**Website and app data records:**
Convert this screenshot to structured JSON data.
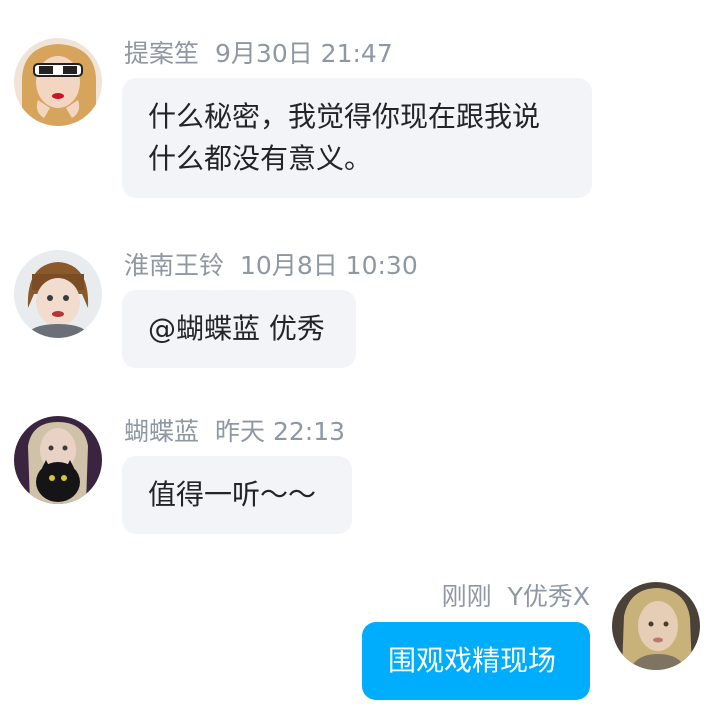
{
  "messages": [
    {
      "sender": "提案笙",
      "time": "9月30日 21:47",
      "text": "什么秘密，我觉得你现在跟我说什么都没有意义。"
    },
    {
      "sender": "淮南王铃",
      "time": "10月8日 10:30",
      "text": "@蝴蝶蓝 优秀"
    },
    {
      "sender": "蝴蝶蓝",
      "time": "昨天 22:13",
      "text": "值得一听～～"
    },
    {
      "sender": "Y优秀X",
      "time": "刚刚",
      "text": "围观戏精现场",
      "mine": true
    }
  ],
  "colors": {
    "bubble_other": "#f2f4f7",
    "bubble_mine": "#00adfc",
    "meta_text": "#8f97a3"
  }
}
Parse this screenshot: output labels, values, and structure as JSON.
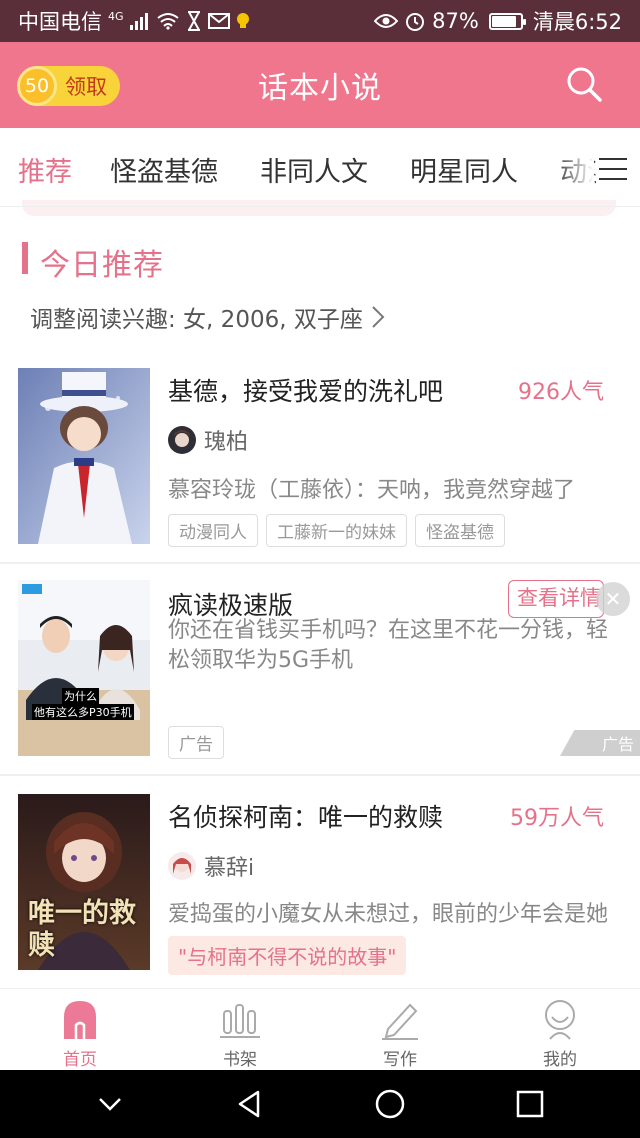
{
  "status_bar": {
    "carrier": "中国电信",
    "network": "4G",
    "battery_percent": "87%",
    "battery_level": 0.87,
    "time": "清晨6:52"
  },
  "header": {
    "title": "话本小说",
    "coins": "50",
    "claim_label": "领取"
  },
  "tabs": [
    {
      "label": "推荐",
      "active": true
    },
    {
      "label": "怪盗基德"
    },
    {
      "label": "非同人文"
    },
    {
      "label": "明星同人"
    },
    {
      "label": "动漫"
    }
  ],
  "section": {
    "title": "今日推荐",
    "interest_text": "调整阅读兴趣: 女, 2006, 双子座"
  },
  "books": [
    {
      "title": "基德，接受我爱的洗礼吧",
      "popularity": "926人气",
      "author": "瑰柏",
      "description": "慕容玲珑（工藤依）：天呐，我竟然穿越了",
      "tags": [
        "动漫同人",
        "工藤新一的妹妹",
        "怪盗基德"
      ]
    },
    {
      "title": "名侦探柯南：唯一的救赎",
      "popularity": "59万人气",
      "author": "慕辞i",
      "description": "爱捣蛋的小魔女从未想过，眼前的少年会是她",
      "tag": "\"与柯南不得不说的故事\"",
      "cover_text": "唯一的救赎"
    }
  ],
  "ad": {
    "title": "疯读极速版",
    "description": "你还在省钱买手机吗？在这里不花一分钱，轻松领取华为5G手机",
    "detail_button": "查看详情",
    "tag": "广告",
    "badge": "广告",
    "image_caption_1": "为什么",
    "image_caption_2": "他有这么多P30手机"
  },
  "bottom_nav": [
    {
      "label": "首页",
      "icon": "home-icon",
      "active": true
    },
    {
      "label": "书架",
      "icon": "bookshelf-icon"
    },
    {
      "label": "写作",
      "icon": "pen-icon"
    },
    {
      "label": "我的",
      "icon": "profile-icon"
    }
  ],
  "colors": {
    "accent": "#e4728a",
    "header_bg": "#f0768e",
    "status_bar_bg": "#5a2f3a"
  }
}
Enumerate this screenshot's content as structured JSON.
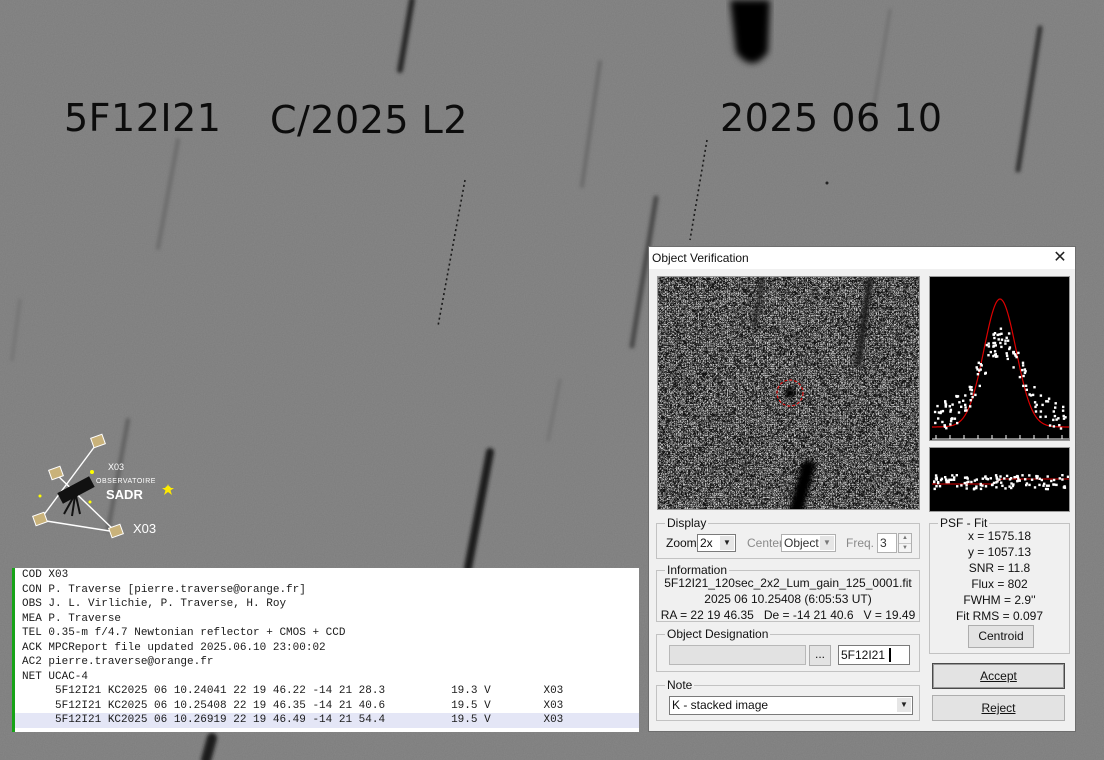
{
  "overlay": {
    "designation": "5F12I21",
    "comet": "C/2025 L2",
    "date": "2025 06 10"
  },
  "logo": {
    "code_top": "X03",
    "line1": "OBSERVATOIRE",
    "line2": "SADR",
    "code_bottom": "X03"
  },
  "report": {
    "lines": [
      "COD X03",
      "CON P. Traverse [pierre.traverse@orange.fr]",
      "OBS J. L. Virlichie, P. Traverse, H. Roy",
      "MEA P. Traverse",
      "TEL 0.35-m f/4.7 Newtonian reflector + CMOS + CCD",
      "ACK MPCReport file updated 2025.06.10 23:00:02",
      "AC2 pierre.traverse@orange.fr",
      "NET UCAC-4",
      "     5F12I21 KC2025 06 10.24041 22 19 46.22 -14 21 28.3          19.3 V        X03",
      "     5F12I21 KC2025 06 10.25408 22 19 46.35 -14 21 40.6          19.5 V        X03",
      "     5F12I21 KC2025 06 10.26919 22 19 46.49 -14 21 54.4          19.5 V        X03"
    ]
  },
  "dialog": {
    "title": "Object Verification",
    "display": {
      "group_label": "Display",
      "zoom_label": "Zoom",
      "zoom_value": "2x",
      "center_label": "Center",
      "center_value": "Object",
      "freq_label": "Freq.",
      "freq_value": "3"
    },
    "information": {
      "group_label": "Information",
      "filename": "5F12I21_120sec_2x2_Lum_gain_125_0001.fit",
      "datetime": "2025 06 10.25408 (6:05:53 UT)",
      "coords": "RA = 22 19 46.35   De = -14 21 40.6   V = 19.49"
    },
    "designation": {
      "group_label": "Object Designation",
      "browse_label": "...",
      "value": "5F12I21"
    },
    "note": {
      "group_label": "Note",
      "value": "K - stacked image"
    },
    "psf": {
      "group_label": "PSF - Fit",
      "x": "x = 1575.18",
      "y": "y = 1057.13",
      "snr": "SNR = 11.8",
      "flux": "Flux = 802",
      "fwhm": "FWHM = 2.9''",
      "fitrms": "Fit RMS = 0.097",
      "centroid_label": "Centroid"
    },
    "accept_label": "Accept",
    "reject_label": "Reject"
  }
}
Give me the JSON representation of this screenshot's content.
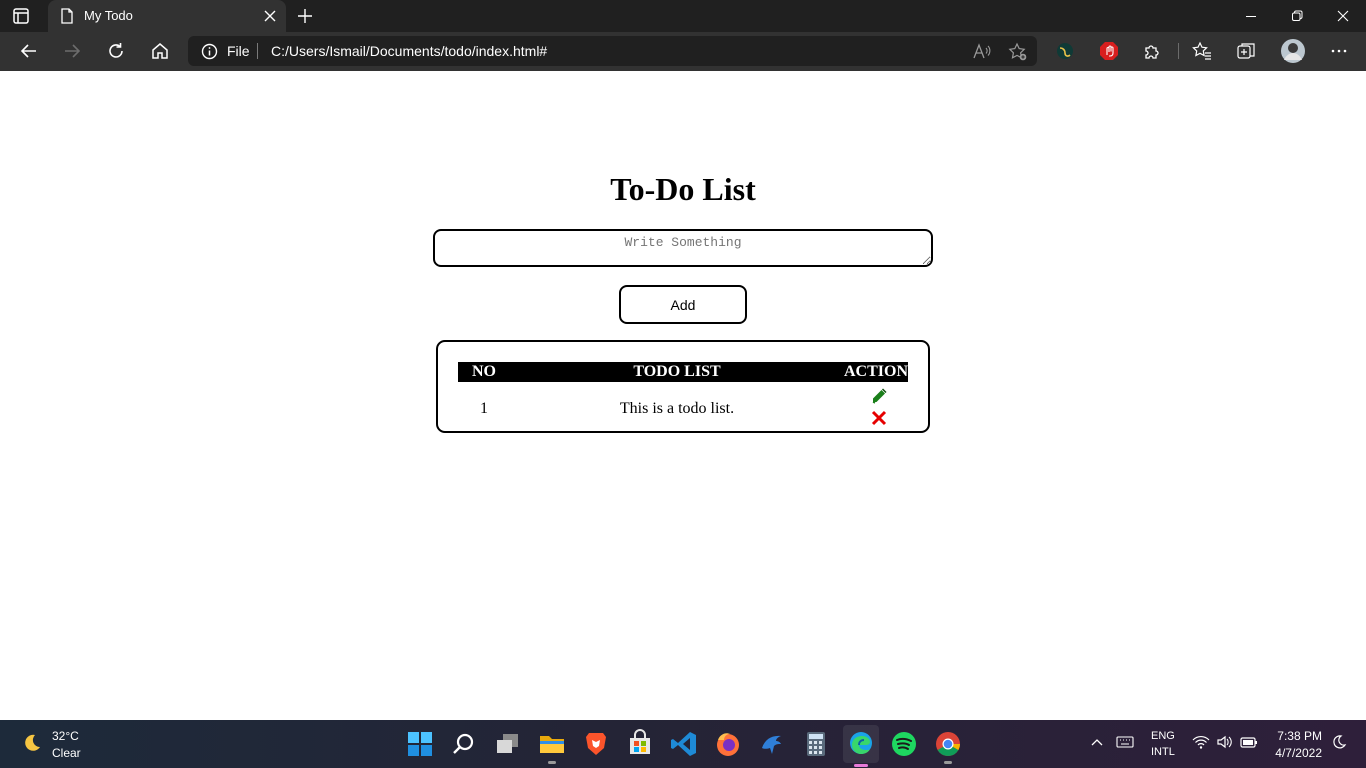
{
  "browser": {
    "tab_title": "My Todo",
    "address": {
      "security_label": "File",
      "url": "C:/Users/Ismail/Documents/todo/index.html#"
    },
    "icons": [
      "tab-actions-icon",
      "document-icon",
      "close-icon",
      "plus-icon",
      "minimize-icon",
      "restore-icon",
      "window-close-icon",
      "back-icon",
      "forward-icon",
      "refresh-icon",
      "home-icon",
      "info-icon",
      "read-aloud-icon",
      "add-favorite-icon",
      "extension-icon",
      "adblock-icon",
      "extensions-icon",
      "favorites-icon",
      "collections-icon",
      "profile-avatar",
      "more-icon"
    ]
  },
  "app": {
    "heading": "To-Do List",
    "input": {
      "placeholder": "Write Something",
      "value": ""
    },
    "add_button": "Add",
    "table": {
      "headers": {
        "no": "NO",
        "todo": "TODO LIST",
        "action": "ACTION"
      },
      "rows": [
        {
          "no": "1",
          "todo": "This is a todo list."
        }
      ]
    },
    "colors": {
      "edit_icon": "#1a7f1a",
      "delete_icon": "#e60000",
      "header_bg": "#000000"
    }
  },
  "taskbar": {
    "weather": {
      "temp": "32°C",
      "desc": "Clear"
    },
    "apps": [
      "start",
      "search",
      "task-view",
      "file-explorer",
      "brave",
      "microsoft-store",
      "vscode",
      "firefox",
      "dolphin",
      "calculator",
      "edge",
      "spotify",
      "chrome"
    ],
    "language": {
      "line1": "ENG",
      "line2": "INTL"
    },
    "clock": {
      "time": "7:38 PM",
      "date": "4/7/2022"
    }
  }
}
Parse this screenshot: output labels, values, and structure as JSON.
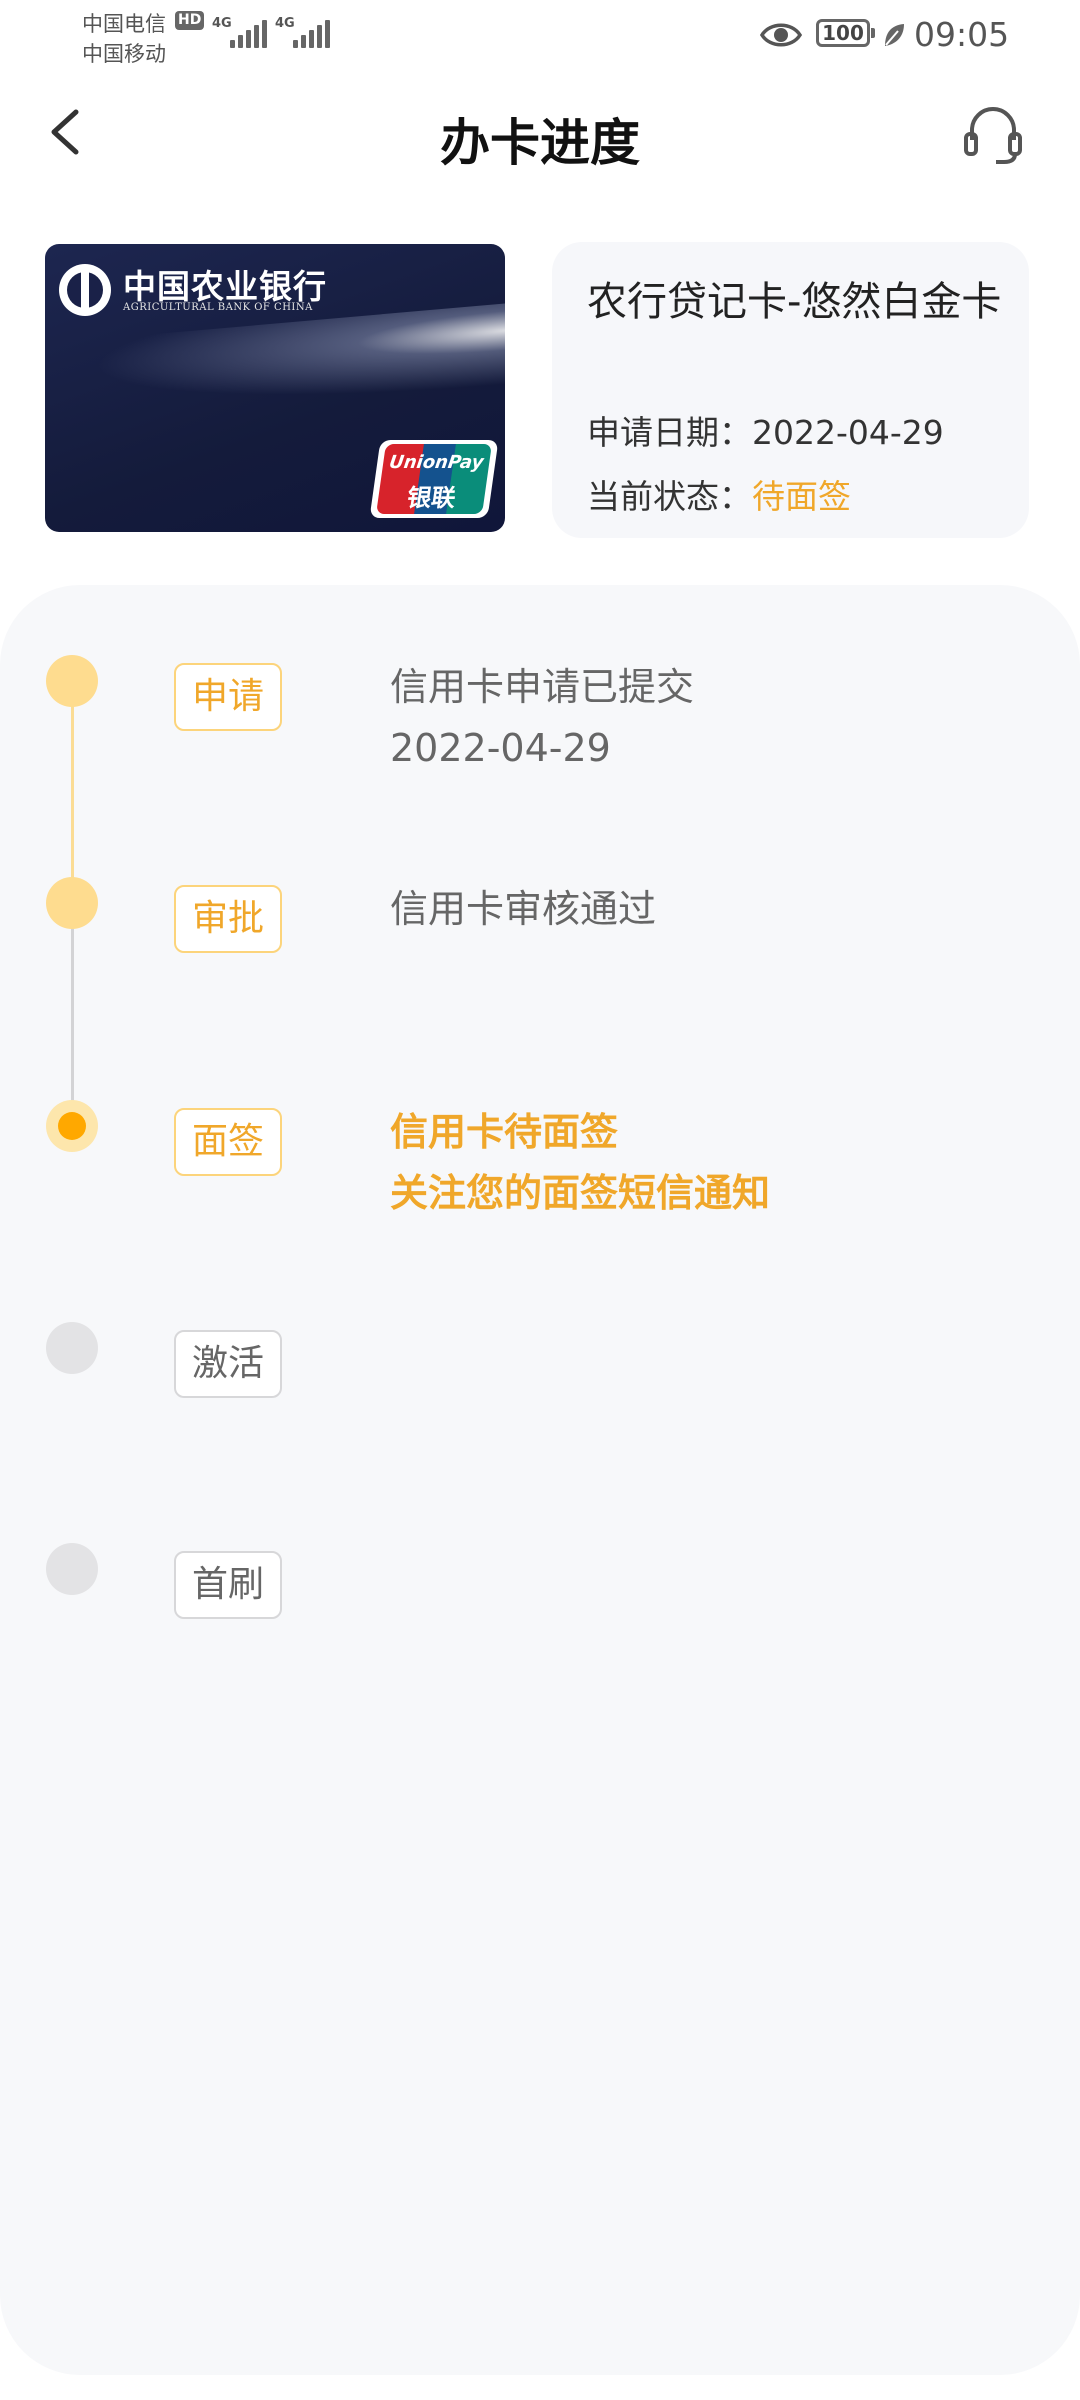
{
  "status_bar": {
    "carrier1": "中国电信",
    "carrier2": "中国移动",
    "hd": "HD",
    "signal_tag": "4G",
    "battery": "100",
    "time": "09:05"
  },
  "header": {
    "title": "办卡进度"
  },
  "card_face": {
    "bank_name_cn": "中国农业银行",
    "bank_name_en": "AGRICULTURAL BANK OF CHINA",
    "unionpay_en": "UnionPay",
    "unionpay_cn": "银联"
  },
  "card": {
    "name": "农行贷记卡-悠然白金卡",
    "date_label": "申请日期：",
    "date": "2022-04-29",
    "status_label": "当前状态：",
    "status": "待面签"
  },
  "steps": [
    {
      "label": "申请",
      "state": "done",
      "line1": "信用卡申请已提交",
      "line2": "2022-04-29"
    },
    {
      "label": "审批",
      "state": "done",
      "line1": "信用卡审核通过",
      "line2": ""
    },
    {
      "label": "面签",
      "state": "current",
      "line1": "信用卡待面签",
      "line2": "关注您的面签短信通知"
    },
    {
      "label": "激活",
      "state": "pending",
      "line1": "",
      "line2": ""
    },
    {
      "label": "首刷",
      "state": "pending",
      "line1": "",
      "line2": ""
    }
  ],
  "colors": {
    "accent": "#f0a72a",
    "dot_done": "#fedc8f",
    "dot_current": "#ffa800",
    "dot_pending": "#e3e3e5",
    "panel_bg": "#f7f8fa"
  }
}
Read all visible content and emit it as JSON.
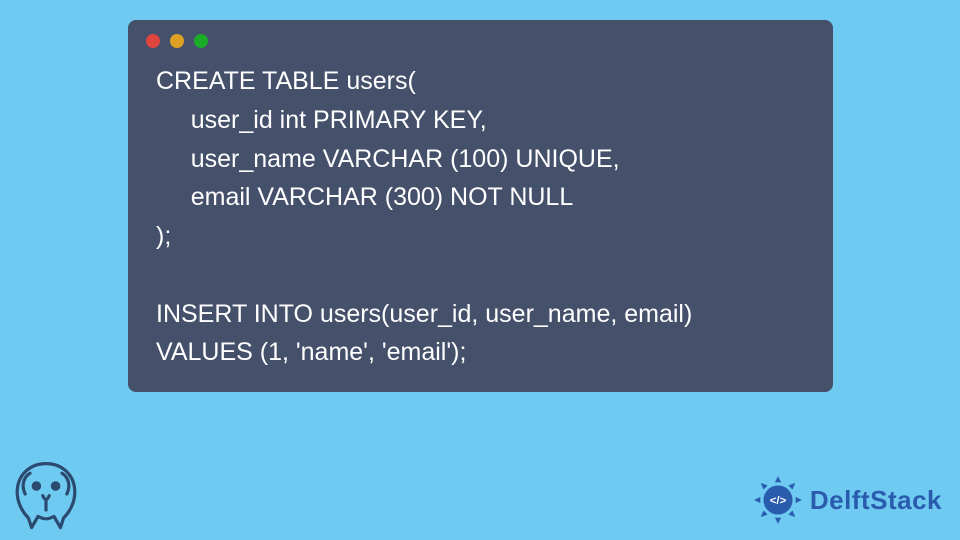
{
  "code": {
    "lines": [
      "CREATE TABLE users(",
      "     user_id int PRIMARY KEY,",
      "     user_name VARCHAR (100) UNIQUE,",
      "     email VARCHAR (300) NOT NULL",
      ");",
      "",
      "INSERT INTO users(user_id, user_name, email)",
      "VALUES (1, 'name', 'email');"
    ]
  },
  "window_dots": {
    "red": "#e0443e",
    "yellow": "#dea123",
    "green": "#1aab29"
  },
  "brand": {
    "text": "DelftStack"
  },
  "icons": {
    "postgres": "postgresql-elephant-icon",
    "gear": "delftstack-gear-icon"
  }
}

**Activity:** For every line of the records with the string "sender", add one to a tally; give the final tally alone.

**Answer to the problem:** 4